A mother who was a teacher, a music-lover, and a traveler at heart.

A teacher who believed in my talents, and now recalls how fantastic parent-teacher conferences were with my parents, and praises me for doing something good and meaningful with my talents.

Parents who cared and were involved, but made me fight my own battles, driving my independence.

Professors who saw potential in my writing and hesitation in my verbal expressions.

An advisor who showed me that people that look like me can be educators, too.

A colleague who was only a virtual friend at first who encouraged me to look at OSU’s program.

A best friend who I met at summer orientation before my first year of college, who jokingly suggested I look at OSU because she grew up in Corvallis.

A professor whose wisdom and even-headedness reminded me of the father who believed in me and pushed me to become much more.

Professors with Ph.D.’s who pushed me to think even more critically, to write even more precisely.

Supervisors that were thrilled with my enthusiasm and perspectives that came from outside education.

Friends that dealt with my tears, my frustration, and a nagging undertone that I’m not good enough to do x, y, or z.

All of you got me here. All of you helped me look in the mirror and say, “Maybe I am something more than this. Maybe I can change the world.”

And if someday, I become the advisor that pushed a student to pursue his or her talents to the fullest, then I have done something right.

Full Circle

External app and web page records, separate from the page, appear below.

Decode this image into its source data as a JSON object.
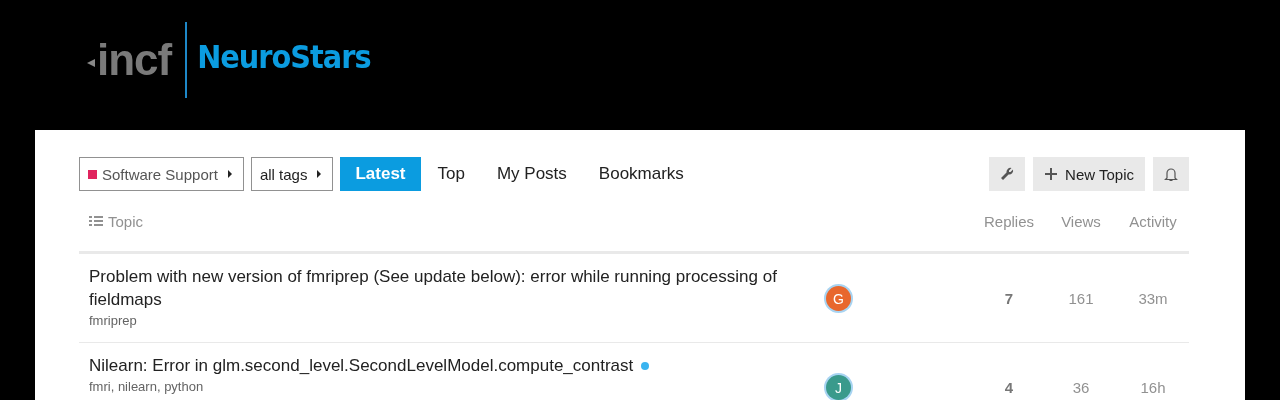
{
  "logo": {
    "org": "incf",
    "site": "NeuroStars"
  },
  "filters": [
    {
      "label": "Software Support",
      "color": "#e0245e"
    },
    {
      "label": "all tags"
    }
  ],
  "nav_tabs": [
    {
      "label": "Latest",
      "selected": true
    },
    {
      "label": "Top",
      "selected": false
    },
    {
      "label": "My Posts",
      "selected": false
    },
    {
      "label": "Bookmarks",
      "selected": false
    }
  ],
  "new_topic_button": "New Topic",
  "columns": [
    "Topic",
    "Replies",
    "Views",
    "Activity"
  ],
  "topics": [
    {
      "title": "Problem with new version of fmriprep (See update below): error while running processing of fieldmaps",
      "tags": "fmriprep",
      "unread": false,
      "avatar": "G",
      "color": "#e8672d",
      "replies": "7",
      "views": "161",
      "activity": "33m"
    },
    {
      "title": "Nilearn: Error in glm.second_level.SecondLevelModel.compute_contrast",
      "tags": "fmri, nilearn, python",
      "unread": true,
      "avatar": "J",
      "color": "#3a9a8c",
      "replies": "4",
      "views": "36",
      "activity": "16h"
    }
  ]
}
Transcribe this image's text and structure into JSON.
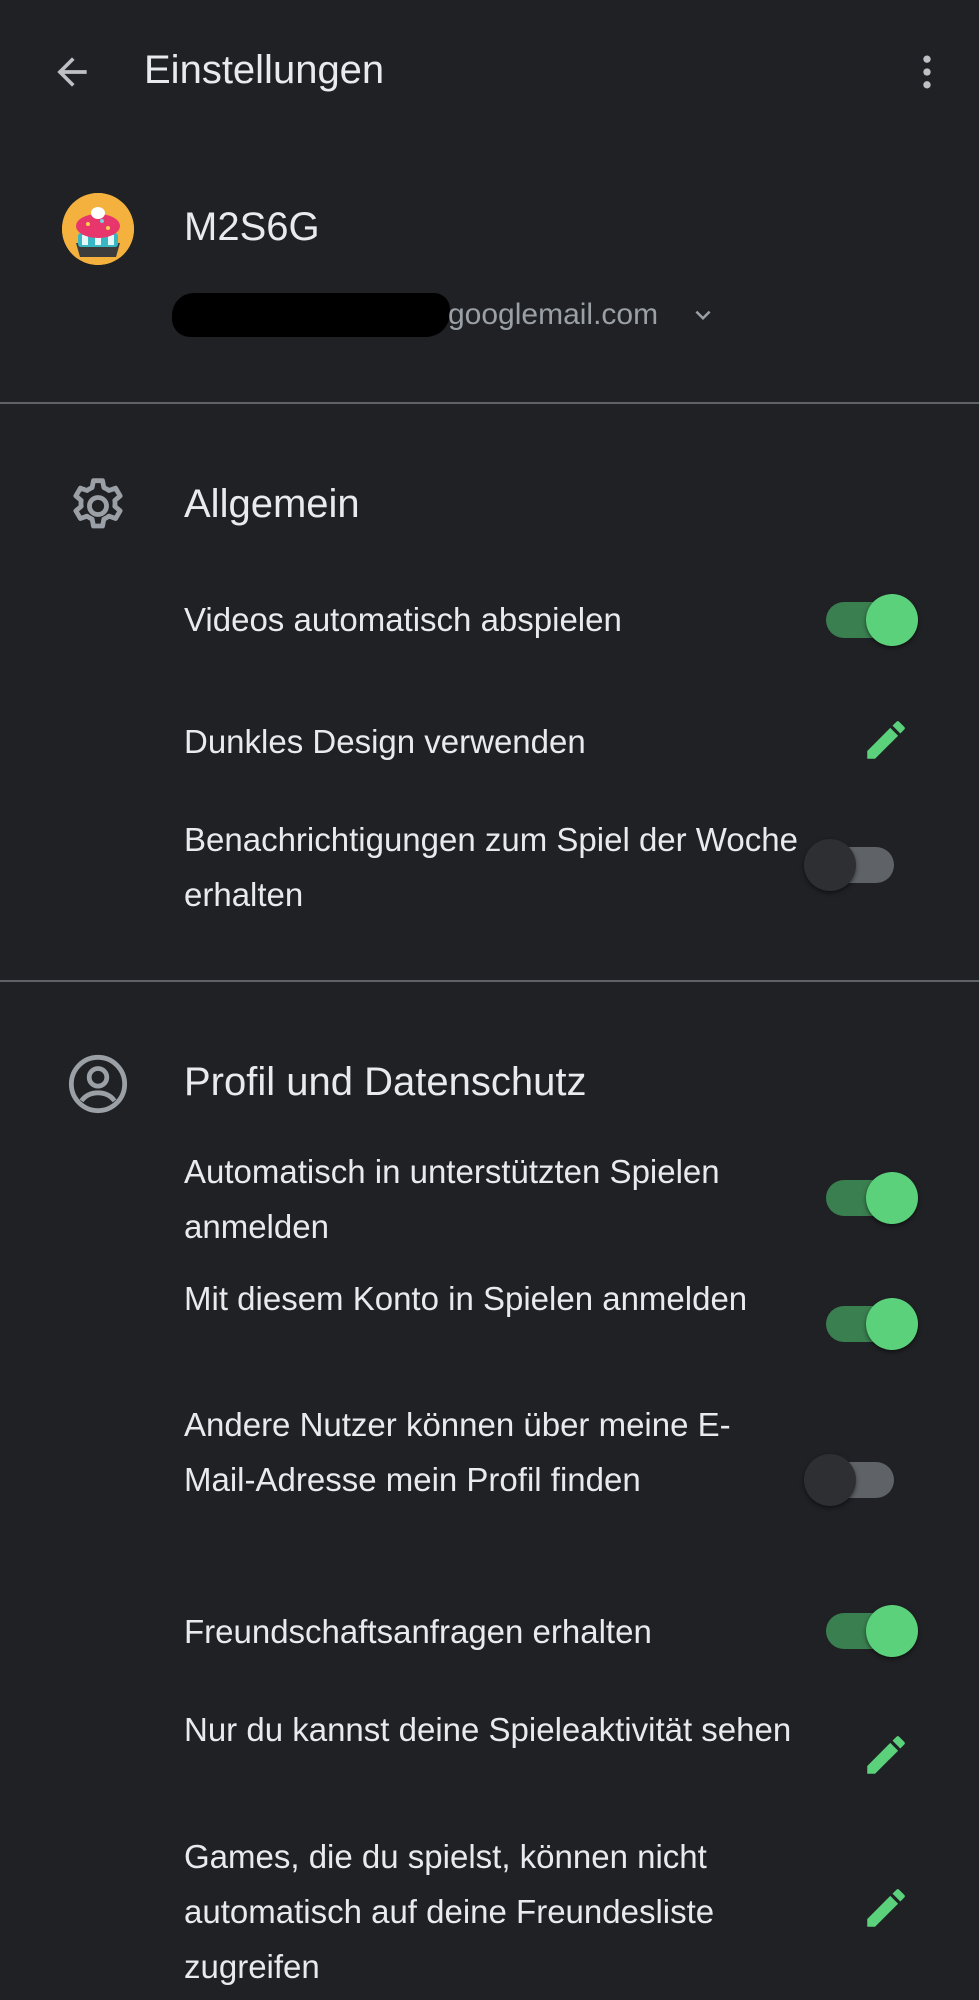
{
  "appbar": {
    "title": "Einstellungen",
    "back_icon": "arrow-back-icon",
    "more_icon": "more-vert-icon"
  },
  "account": {
    "name": "M2S6G",
    "email_visible": "googlemail.com",
    "avatar_icon": "cupcake-avatar-icon",
    "expand_icon": "chevron-down-icon"
  },
  "sections": {
    "general": {
      "title": "Allgemein",
      "icon": "gear-icon",
      "items": [
        {
          "label": "Videos automatisch abspielen",
          "control": "toggle",
          "state": "on"
        },
        {
          "label": "Dunkles Design verwenden",
          "control": "edit",
          "icon": "pencil-icon"
        },
        {
          "label": "Benachrichtigungen zum Spiel der Woche erhalten",
          "control": "toggle",
          "state": "off"
        }
      ]
    },
    "privacy": {
      "title": "Profil und Datenschutz",
      "icon": "account-circle-icon",
      "items": [
        {
          "label": "Automatisch in unterstützten Spielen anmelden",
          "control": "toggle",
          "state": "on"
        },
        {
          "label": "Mit diesem Konto in Spielen anmelden",
          "control": "toggle",
          "state": "on"
        },
        {
          "label": "Andere Nutzer können über meine E-Mail-Adresse mein Profil finden",
          "control": "toggle",
          "state": "off"
        },
        {
          "label": "Freundschaftsanfragen erhalten",
          "control": "toggle",
          "state": "on"
        },
        {
          "label": "Nur du kannst deine Spieleaktivität sehen",
          "control": "edit",
          "icon": "pencil-icon"
        },
        {
          "label": "Games, die du spielst, können nicht automatisch auf deine Freundesliste zugreifen",
          "control": "edit",
          "icon": "pencil-icon"
        }
      ]
    }
  },
  "colors": {
    "background": "#202125",
    "accent": "#5bd17b",
    "text": "#e8eaed",
    "secondary_text": "#9aa0a6",
    "divider": "#5f6368"
  }
}
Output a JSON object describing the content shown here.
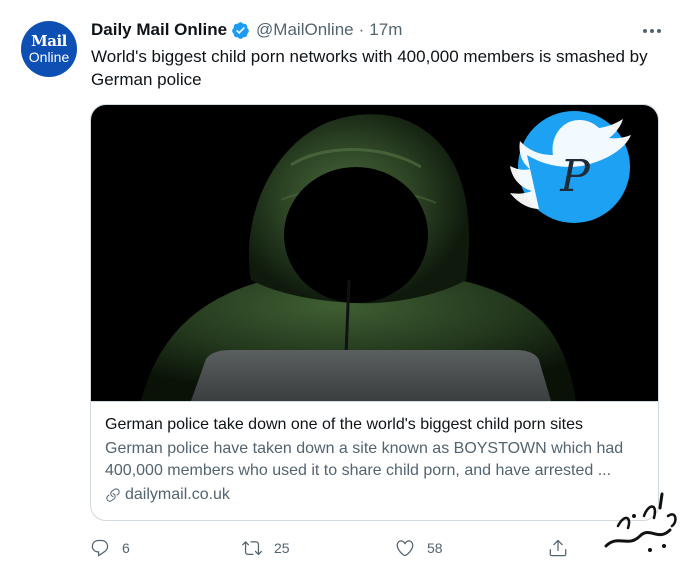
{
  "tweet": {
    "avatar": {
      "line1": "Mail",
      "line2": "Online",
      "color": "#0d4fb3"
    },
    "display_name": "Daily Mail Online",
    "handle": "@MailOnline",
    "separator": "·",
    "time": "17m",
    "text": "World's biggest child porn networks with 400,000 members is smashed by German police"
  },
  "card": {
    "title": "German police take down one of the world's biggest child porn sites",
    "description": "German police have taken down a site known as BOYSTOWN which had 400,000 members who used it to share child porn, and have arrested ...",
    "domain": "dailymail.co.uk",
    "image": {
      "subject": "hooded-figure-at-laptop",
      "badge_letter": "P",
      "badge_color": "#1da1f2"
    }
  },
  "actions": {
    "reply_count": "6",
    "retweet_count": "25",
    "like_count": "58"
  },
  "colors": {
    "accent": "#1d9bf0",
    "secondary_text": "#536471",
    "border": "#cfd9de"
  }
}
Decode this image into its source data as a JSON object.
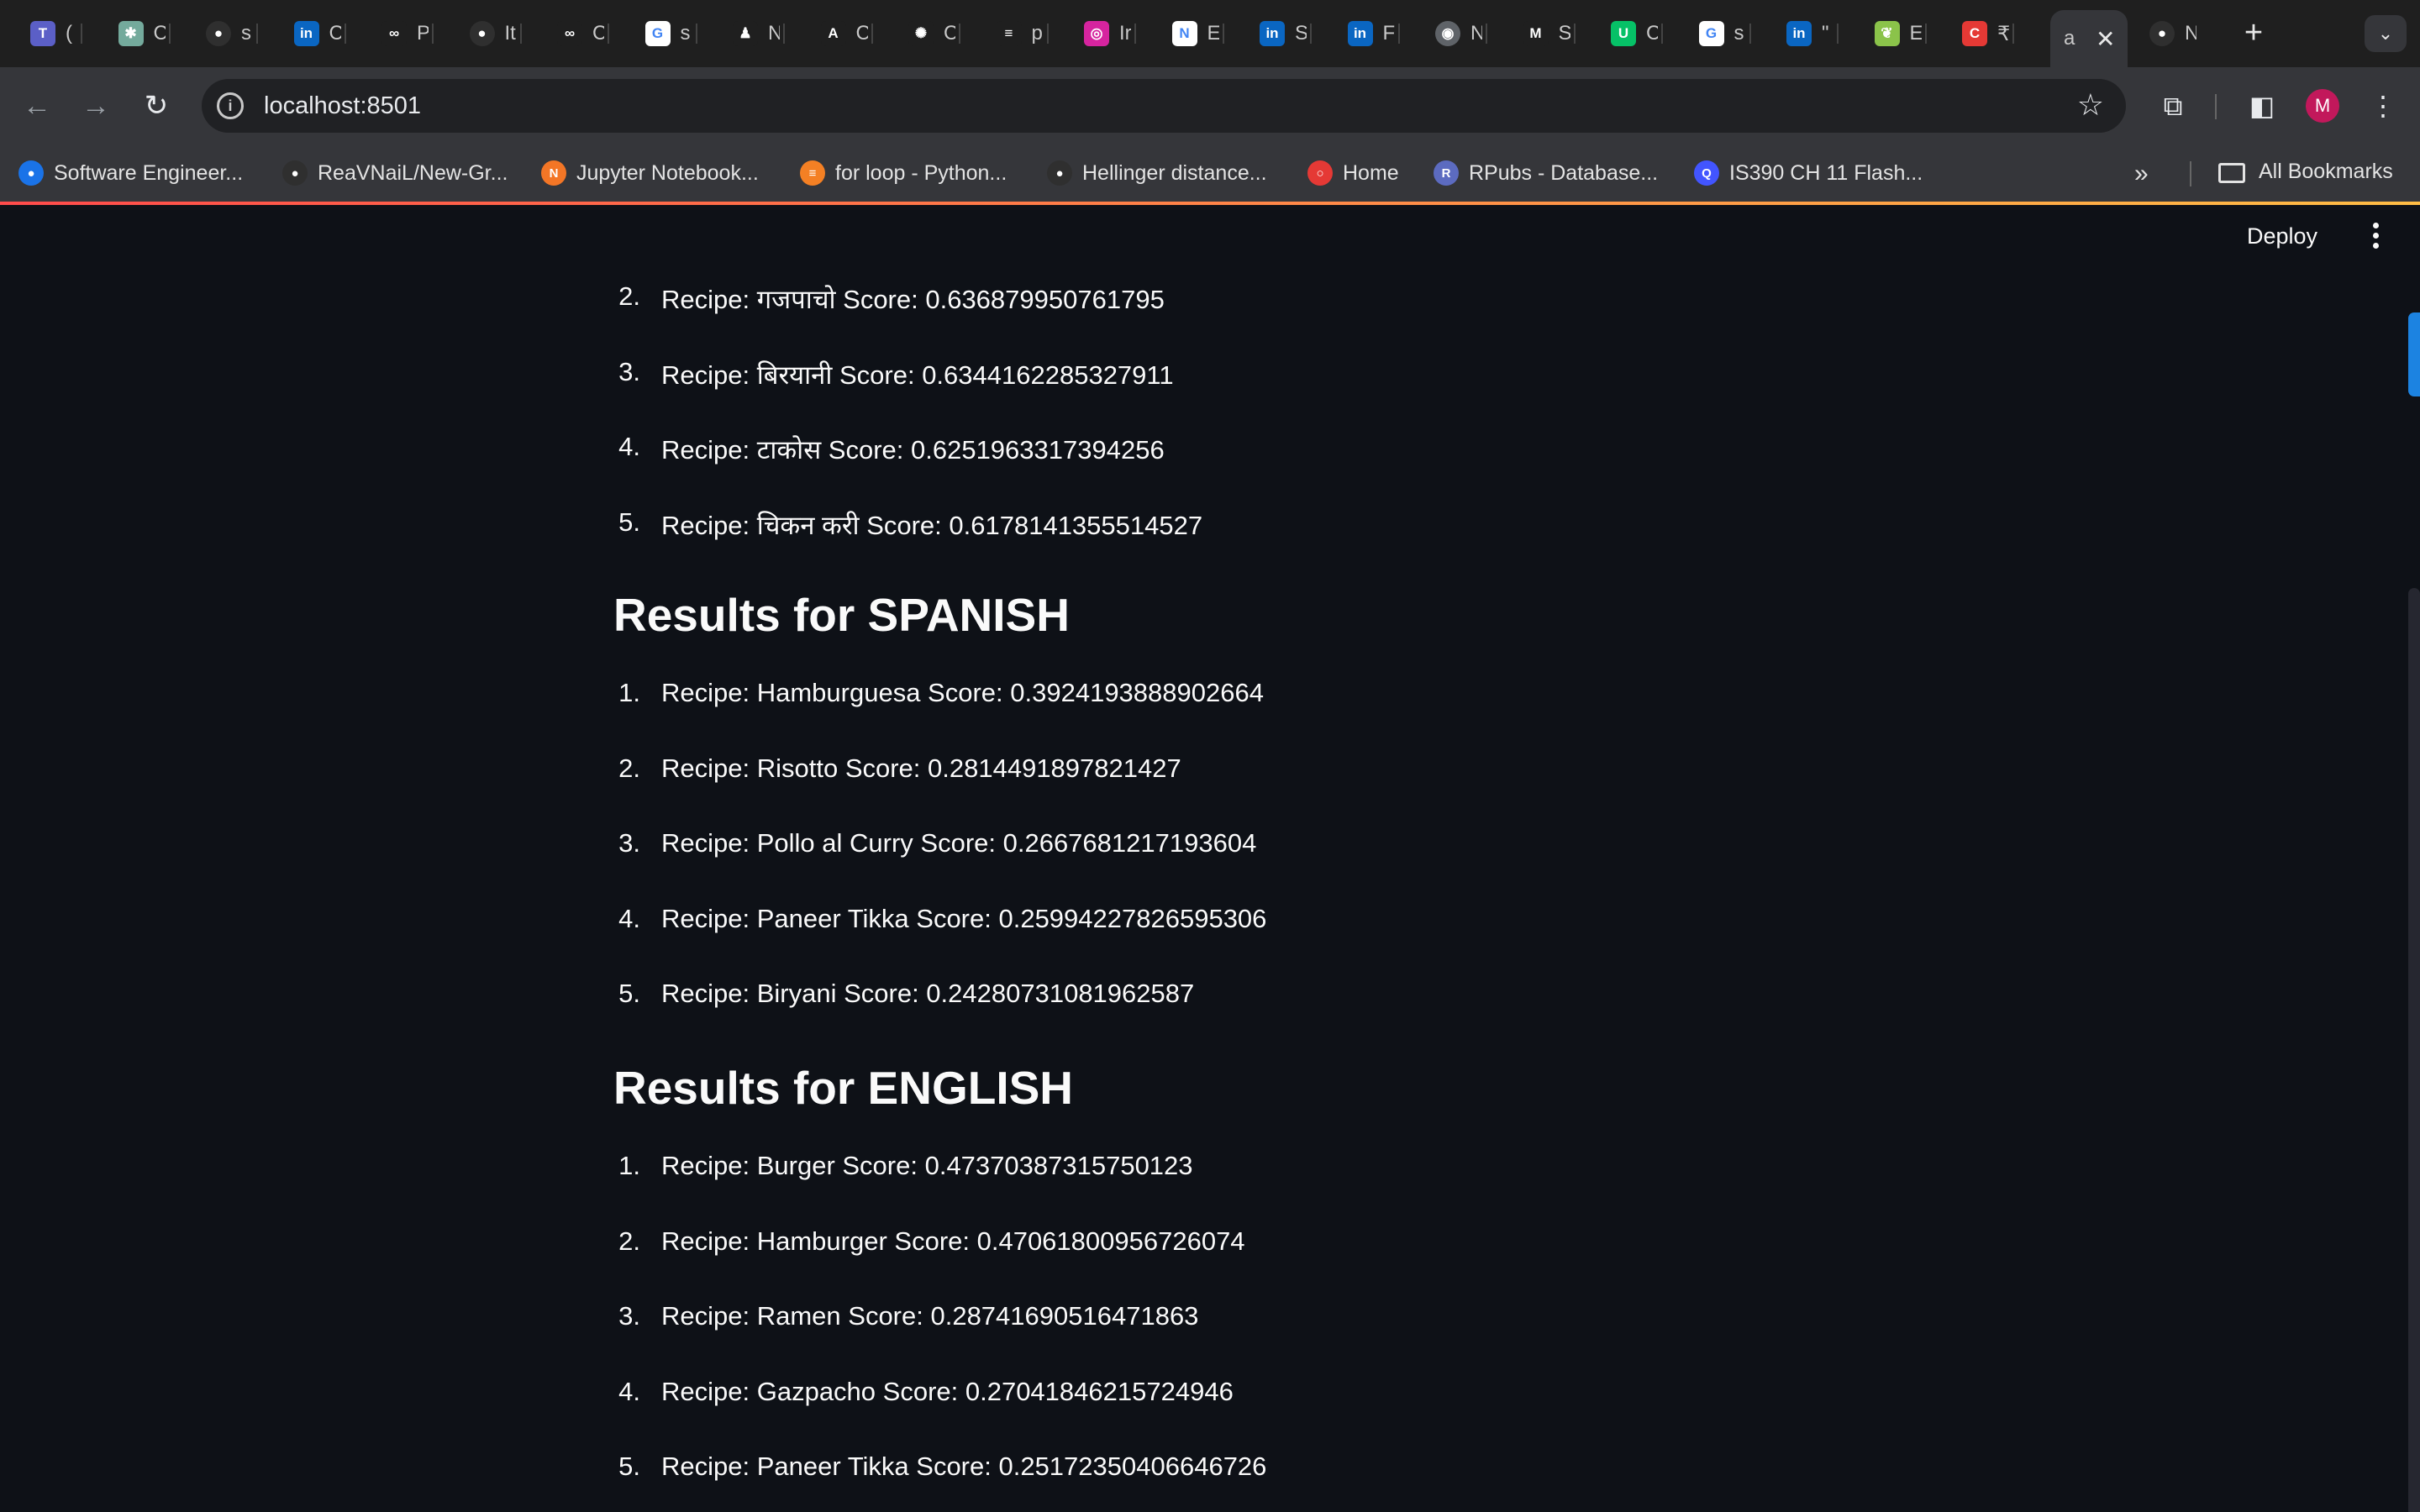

CSSA Campus Days, the annual interview weekend for prospective students, happened this Friday and Saturday. I took a low-key role this time around, staffing the hospitality room on Friday and serving as the current student representative on one team of admissions interviewers on Saturday. This year’s event went much better for me, considering that last year this time was not my happiest. I felt like I had much more insight to share with prospective candidates, including pieces of wisdom that were more reflective. As such, I thought about all the trials and tribulations I have faced in the two years since I went through Campus Days as a prospective student.

I had candidates ask me how to select between different graduate programs; I told them what I had been told: listen to your heart. One of the joys of student affairs is that we are encouraged to analyze an institution for its fit with ourselves. I told students about how I wrestled with turning down a prestigious program and another program that was fantastic and only blocks from my comfortable Seattle life. I told them how OSU seemed to call to me, and how the stars seemed to align to bring me to little ol’ Corvallis. I told them about how wonderful it was to see the individual paths my cohort members chose–some folks are wizards at conference presentations, others are the most inspiring professionals and family-oriented persons I’ve ever met. Others, like me, faced personal challenges head-on and found unexpected pathways through our persistence.

What has transpired since 2010 is a process that astounds me. I was excited to see who I would meet on this venture into graduate school, and as I said on Twitter, I could not have asked for more. My classmates are a diverse collection of stories unfolding before my eyes.

I see that with my students, too. I catch those little “ah-ha!” moments, and it’s amazing to share in those with them. I understand that the conversations I have with students today can alter the paths they choose tomorrow. Just today, I heard that a close friend’s younger sister is considering pursuing student affairs; no doubt it has to do with the influence my friend and her SA friends have had. It’s not a profession we recruit for either. It’s a profession that we carry out with passion.

I had a student ask me about the student affairs pathway the other day, and I told her all about the different journeys people I know have taken into the field. While it would be wonderful to someday work in the same field as one of my students, I also recognize how awesome it would be to just know that the conversation may have sparked an interest to search for meaning and purpose. This is not something I can quantify or put into numbers. That’s okay. What I know is that my reward comes in the pursuit of learning and purpose, and seeing how my small contributions eventually change my own course and the course of those around me.